Tuned in to CSPAN for the Palin/Biden Big Fight, with reaction shots from Scott Gunn’s live blog. As a sympthetic outsider, it had me wondering...
(1) Parties and individuals must relate very differently in the US. Somehow, over there, you can be a member of a political party without having to accept any responsibility for what it has done. I cannot imagine any UK politician so publicly disassociating themselves from much of their own party’s recent policy and praxis. People would just fall about laughing. Mirroring their US counterparts, UK Labour and Conservatives parties have both banged the drum hard for deregulation in recent years (and, you may feel, are now reaping their just rewards). Pretending otherwise is laughable.
(2) Local and National Government are different worlds, both sides of the Atlantic. Slammin’ the feds is fine and dandy if you’re running for state office, because people want someone to stand up to central government for them. But hang on; the Veep is a fed. What kind of fed does either candidate propose to be? I’m not sure I’m any the wiser this morning. And for Mrs Palin, How does she propose to manage the transition? does she understand what she’s taking on? Of course, it’s long been a staple of US Politics for candidates on all sides to slam federal government until they’re it. “Ain’t no strings on me” local populism has, classically, not precluded going native in Washington. Mrs Palin is obviously a fine local politician. Being naive, folksy and mumsy will be taken by Palin fans as evidence that she’ll be the first candidate since 1776 to reconstruct Washington as a blow-up bouncy version of Juneau, AK. Palin doubters, however, will simply take all this kitchen sink folksy stuff as further evidence she hasn’t a clue what she’s doing. Is Palin Pericles or Pinocchio? It’s for US voters to decide.
(3) Both candidates, it seemed to me, camouflaged elephants in the room for electoral purposes. Iraq looks set to do for the US everything the Boer War did for the British Empire. Everybody backs the troops as brave public servants, but don’t they (and we) deserve to know, actually, what is the way out? And what about tax? Promising to cut tax, albeit with some ambiguity about the level at which this will happen, has been a staple element of Reaganomics since Reagan. But soft, a great Bipartisan Wheeze is about to stick another $700bn+ on the burgeoning US public debt. As Mother Thatcher used to tell us Brits in the eighties, public debt is just deferred taxation. Who, Basil Fawlty might ask, is going to pay off mushrooming public debt in years to come, especially against a global background of rising interest rates, without raising the money by taxation? Dennis Compton?
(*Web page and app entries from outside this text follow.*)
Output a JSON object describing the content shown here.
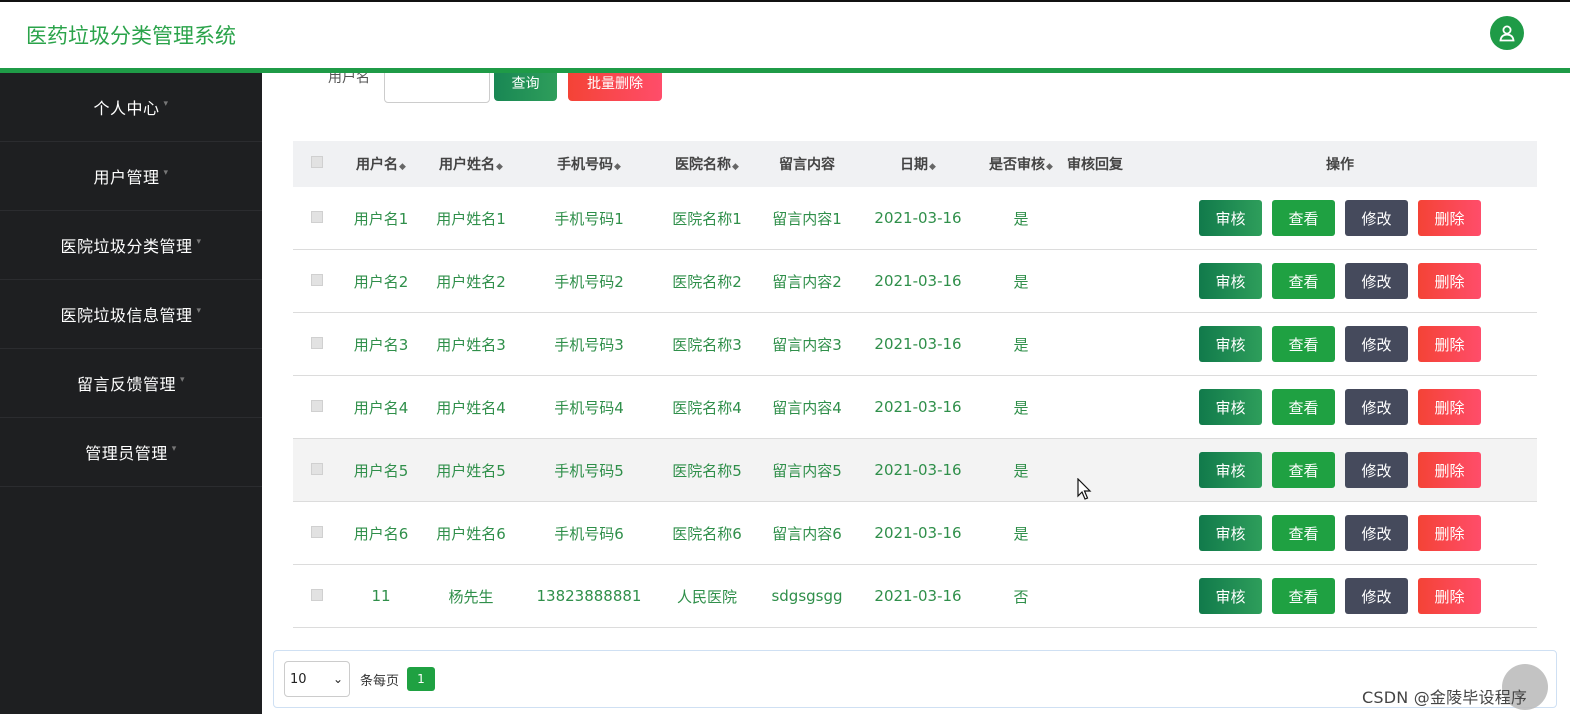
{
  "app": {
    "title": "医药垃圾分类管理系统",
    "avatar_icon": "user-icon",
    "accent": "#1f9b47"
  },
  "sidebar": {
    "items": [
      {
        "label": "个人中心"
      },
      {
        "label": "用户管理"
      },
      {
        "label": "医院垃圾分类管理"
      },
      {
        "label": "医院垃圾信息管理"
      },
      {
        "label": "留言反馈管理"
      },
      {
        "label": "管理员管理"
      }
    ]
  },
  "search": {
    "username_label": "用户名",
    "username_value": "",
    "query_label": "查询",
    "batch_delete_label": "批量删除"
  },
  "table": {
    "headers": [
      "用户名",
      "用户姓名",
      "手机号码",
      "医院名称",
      "留言内容",
      "日期",
      "是否审核",
      "审核回复",
      "操作"
    ],
    "sort_icon": "sort-icon",
    "rows": [
      {
        "username": "用户名1",
        "realname": "用户姓名1",
        "phone": "手机号码1",
        "hospital": "医院名称1",
        "message": "留言内容1",
        "date": "2021-03-16",
        "audited": "是",
        "reply": ""
      },
      {
        "username": "用户名2",
        "realname": "用户姓名2",
        "phone": "手机号码2",
        "hospital": "医院名称2",
        "message": "留言内容2",
        "date": "2021-03-16",
        "audited": "是",
        "reply": ""
      },
      {
        "username": "用户名3",
        "realname": "用户姓名3",
        "phone": "手机号码3",
        "hospital": "医院名称3",
        "message": "留言内容3",
        "date": "2021-03-16",
        "audited": "是",
        "reply": ""
      },
      {
        "username": "用户名4",
        "realname": "用户姓名4",
        "phone": "手机号码4",
        "hospital": "医院名称4",
        "message": "留言内容4",
        "date": "2021-03-16",
        "audited": "是",
        "reply": ""
      },
      {
        "username": "用户名5",
        "realname": "用户姓名5",
        "phone": "手机号码5",
        "hospital": "医院名称5",
        "message": "留言内容5",
        "date": "2021-03-16",
        "audited": "是",
        "reply": ""
      },
      {
        "username": "用户名6",
        "realname": "用户姓名6",
        "phone": "手机号码6",
        "hospital": "医院名称6",
        "message": "留言内容6",
        "date": "2021-03-16",
        "audited": "是",
        "reply": ""
      },
      {
        "username": "11",
        "realname": "杨先生",
        "phone": "13823888881",
        "hospital": "人民医院",
        "message": "sdgsgsgg",
        "date": "2021-03-16",
        "audited": "否",
        "reply": ""
      }
    ],
    "actions": {
      "audit": "审核",
      "view": "查看",
      "edit": "修改",
      "delete": "删除"
    }
  },
  "pager": {
    "page_size": "10",
    "per_page_label": "条每页",
    "current_page": "1"
  },
  "watermark": "CSDN @金陵毕设程序"
}
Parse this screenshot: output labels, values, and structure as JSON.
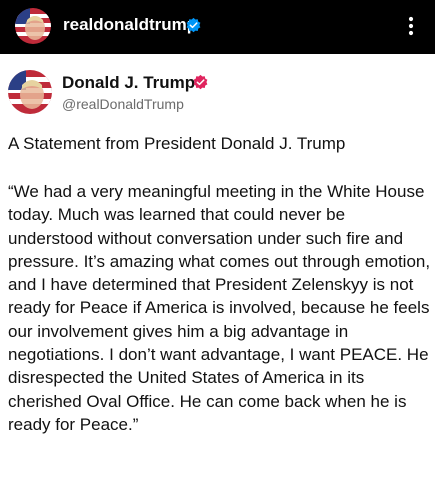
{
  "header": {
    "username": "realdonaldtrump",
    "verified_icon": "verified-check-icon",
    "more_icon": "more-vertical-icon"
  },
  "post": {
    "display_name": "Donald J. Trump",
    "handle": "@realDonaldTrump",
    "badge_icon": "verified-badge-icon",
    "badge_color": "#e0245e",
    "title": "A Statement from President Donald J. Trump",
    "body": "“We had a very meaningful meeting in the White House today. Much was learned that could never be understood without conversation under such fire and pressure. It’s amazing what comes out through emotion, and I have determined that President Zelenskyy is not ready for Peace if America is involved, because he feels our involvement gives him a big advantage in negotiations. I don’t want advantage, I want PEACE. He disrespected the United States of America in its cherished Oval Office. He can come back when he is ready for Peace.”"
  },
  "colors": {
    "topbar_bg": "#000000",
    "verified_blue": "#0095f6",
    "text": "#111111",
    "muted": "#6b6b6b"
  }
}
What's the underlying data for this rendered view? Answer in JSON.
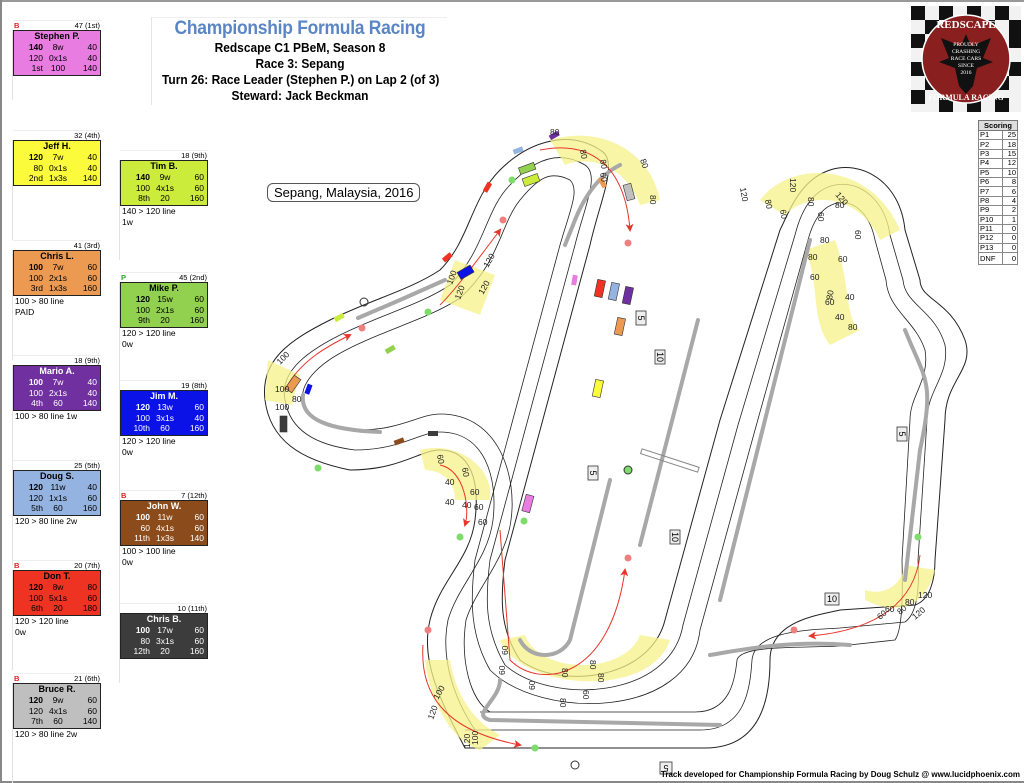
{
  "header": {
    "title": "Championship Formula Racing",
    "league": "Redscape C1 PBeM, Season 8",
    "race": "Race 3: Sepang",
    "turn": "Turn 26: Race Leader (Stephen P.) on Lap 2 (of 3)",
    "steward": "Steward: Jack Beckman"
  },
  "logo": {
    "top_text": "REDSCAPE",
    "bottom_text": "FORMULA RACING",
    "motto": [
      "PROUDLY",
      "CRASHING",
      "RACE CARS",
      "SINCE",
      "2016"
    ],
    "colors": {
      "circle": "#8a1f1f",
      "eagle": "#111111"
    }
  },
  "location_label": "Sepang, Malaysia, 2016",
  "scoring": {
    "title": "Scoring",
    "rows": [
      {
        "pos": "P1",
        "pts": "25"
      },
      {
        "pos": "P2",
        "pts": "18"
      },
      {
        "pos": "P3",
        "pts": "15"
      },
      {
        "pos": "P4",
        "pts": "12"
      },
      {
        "pos": "P5",
        "pts": "10"
      },
      {
        "pos": "P6",
        "pts": "8"
      },
      {
        "pos": "P7",
        "pts": "6"
      },
      {
        "pos": "P8",
        "pts": "4"
      },
      {
        "pos": "P9",
        "pts": "2"
      },
      {
        "pos": "P10",
        "pts": "1"
      },
      {
        "pos": "P11",
        "pts": "0"
      },
      {
        "pos": "P12",
        "pts": "0"
      },
      {
        "pos": "P13",
        "pts": "0"
      },
      {
        "pos": "DNF",
        "pts": "0"
      }
    ]
  },
  "drivers": [
    {
      "flag": "B",
      "points": "47 (1st)",
      "name": "Stephen P.",
      "rows": [
        [
          "140",
          "8w",
          "40"
        ],
        [
          "120",
          "0x1s",
          "40"
        ],
        [
          "1st",
          "100",
          "140"
        ]
      ],
      "notes": [],
      "color": "#e87ce0",
      "text": "#000000"
    },
    {
      "flag": "",
      "points": "32 (4th)",
      "name": "Jeff H.",
      "rows": [
        [
          "120",
          "7w",
          "40"
        ],
        [
          "80",
          "0x1s",
          "40"
        ],
        [
          "2nd",
          "1x3s",
          "140"
        ]
      ],
      "notes": [],
      "color": "#fbfb3c",
      "text": "#000000"
    },
    {
      "flag": "",
      "points": "18 (9th)",
      "name": "Tim B.",
      "rows": [
        [
          "140",
          "9w",
          "60"
        ],
        [
          "100",
          "4x1s",
          "60"
        ],
        [
          "8th",
          "20",
          "160"
        ]
      ],
      "notes": [
        "140 > 120 line",
        "1w"
      ],
      "color": "#ccec3c",
      "text": "#000000"
    },
    {
      "flag": "",
      "points": "41 (3rd)",
      "name": "Chris L.",
      "rows": [
        [
          "100",
          "7w",
          "60"
        ],
        [
          "100",
          "2x1s",
          "60"
        ],
        [
          "3rd",
          "1x3s",
          "160"
        ]
      ],
      "notes": [
        "100 > 80 line",
        "PAID"
      ],
      "color": "#ec9a52",
      "text": "#000000"
    },
    {
      "flag": "P",
      "points": "45 (2nd)",
      "name": "Mike P.",
      "rows": [
        [
          "120",
          "15w",
          "60"
        ],
        [
          "100",
          "2x1s",
          "60"
        ],
        [
          "9th",
          "20",
          "160"
        ]
      ],
      "notes": [
        "120 > 120 line",
        "0w"
      ],
      "color": "#92d050",
      "text": "#000000"
    },
    {
      "flag": "",
      "points": "18 (9th)",
      "name": "Mario A.",
      "rows": [
        [
          "100",
          "7w",
          "40"
        ],
        [
          "100",
          "2x1s",
          "40"
        ],
        [
          "4th",
          "60",
          "140"
        ]
      ],
      "notes": [
        "100 > 80 line 1w"
      ],
      "color": "#7030a0",
      "text": "#ffffff"
    },
    {
      "flag": "",
      "points": "19 (8th)",
      "name": "Jim M.",
      "rows": [
        [
          "120",
          "13w",
          "60"
        ],
        [
          "100",
          "3x1s",
          "40"
        ],
        [
          "10th",
          "60",
          "160"
        ]
      ],
      "notes": [
        "120 > 120 line",
        "0w"
      ],
      "color": "#0b12e8",
      "text": "#ffffff"
    },
    {
      "flag": "",
      "points": "25 (5th)",
      "name": "Doug S.",
      "rows": [
        [
          "120",
          "11w",
          "40"
        ],
        [
          "120",
          "1x1s",
          "60"
        ],
        [
          "5th",
          "60",
          "160"
        ]
      ],
      "notes": [
        "120 > 80 line 2w"
      ],
      "color": "#95b3e0",
      "text": "#000000"
    },
    {
      "flag": "B",
      "points": "7 (12th)",
      "name": "John W.",
      "rows": [
        [
          "100",
          "11w",
          "60"
        ],
        [
          "60",
          "4x1s",
          "60"
        ],
        [
          "11th",
          "1x3s",
          "140"
        ]
      ],
      "notes": [
        "100 > 100 line",
        "0w"
      ],
      "color": "#8b4b1a",
      "text": "#ffffff"
    },
    {
      "flag": "B",
      "points": "20 (7th)",
      "name": "Don T.",
      "rows": [
        [
          "120",
          "8w",
          "80"
        ],
        [
          "100",
          "5x1s",
          "60"
        ],
        [
          "6th",
          "20",
          "180"
        ]
      ],
      "notes": [
        "120 > 120 line",
        "0w"
      ],
      "color": "#ee3322",
      "text": "#000000"
    },
    {
      "flag": "",
      "points": "10 (11th)",
      "name": "Chris B.",
      "rows": [
        [
          "100",
          "17w",
          "60"
        ],
        [
          "80",
          "3x1s",
          "60"
        ],
        [
          "12th",
          "20",
          "160"
        ]
      ],
      "notes": [],
      "color": "#3c3c3c",
      "text": "#ffffff"
    },
    {
      "flag": "B",
      "points": "21 (6th)",
      "name": "Bruce R.",
      "rows": [
        [
          "120",
          "9w",
          "60"
        ],
        [
          "120",
          "4x1s",
          "60"
        ],
        [
          "7th",
          "60",
          "140"
        ]
      ],
      "notes": [
        "120 > 80 line 2w"
      ],
      "color": "#bfbfbf",
      "text": "#000000"
    }
  ],
  "track": {
    "corner_speeds": {
      "turn1": [
        "120",
        "100",
        "120",
        "100"
      ],
      "turn2": [
        "100",
        "100",
        "80",
        "100"
      ],
      "turn3": [
        "120",
        "120",
        "100",
        "120"
      ],
      "turn4": [
        "80",
        "80",
        "80",
        "60",
        "80",
        "80"
      ],
      "turn5": [
        "60",
        "60",
        "40",
        "60",
        "40",
        "40",
        "60",
        "60"
      ],
      "turn6": [
        "60",
        "60",
        "60",
        "80",
        "80",
        "80",
        "60",
        "80"
      ],
      "turn7": [
        "120",
        "80",
        "60",
        "120",
        "80",
        "60",
        "120",
        "80",
        "60"
      ],
      "turn8": [
        "60",
        "80",
        "120",
        "60",
        "80",
        "120"
      ],
      "turn9": [
        "80",
        "80",
        "40",
        "40",
        "60",
        "80",
        "80",
        "60",
        "60"
      ]
    },
    "markers": [
      "5",
      "10",
      "5",
      "10",
      "5",
      "10",
      "5"
    ],
    "colors": {
      "corner": "#f7f28a",
      "barrier": "#a8a8a8",
      "move_arrow": "#e8352b",
      "green_dot": "#7ddc6a",
      "red_dot": "#f08080"
    }
  },
  "footer": "Track developed for Championship Formula Racing by Doug Schulz @ www.lucidphoenix.com"
}
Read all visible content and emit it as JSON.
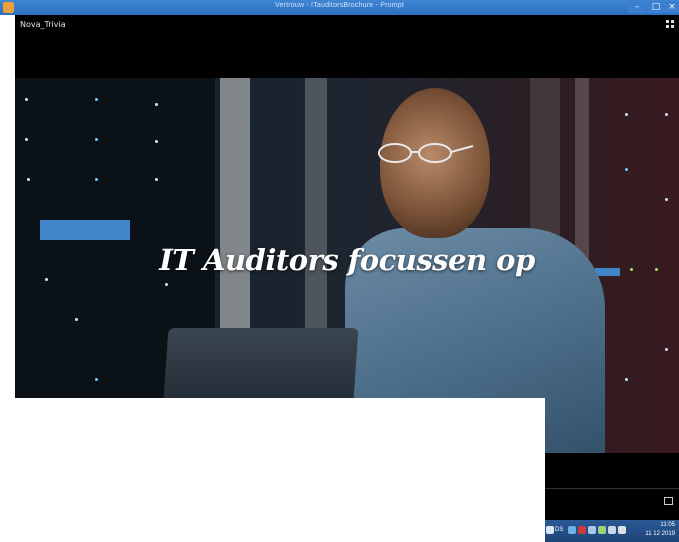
{
  "window": {
    "title": "Vertrouw - ITauditorsBrochure - Prompt"
  },
  "app": {
    "header_label": "Nova_Trivia",
    "grid_icon": "grid-icon"
  },
  "hero": {
    "heading": "IT Auditors focussen op"
  },
  "footer": {
    "corner_icon": "slide-icon"
  },
  "taskbar": {
    "lang": "DS",
    "time": "11:05",
    "date": "11 12 2019"
  },
  "colors": {
    "titlebar": "#2a6fc0",
    "app_bg": "#000000",
    "taskbar": "#1d4478"
  }
}
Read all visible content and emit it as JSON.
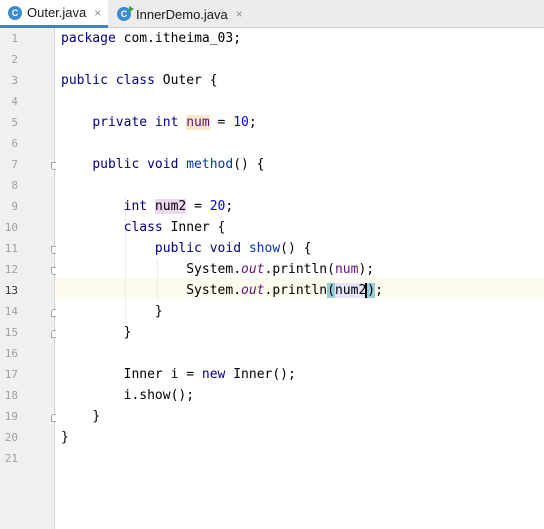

It was heartening to see two nice people, both of them, engaging in a well chaired civic debate. Some of the unsaid undertones do make the whole thing feel like a Dave prequel. In a country where anybody can become vice-president, is anybody is just about to?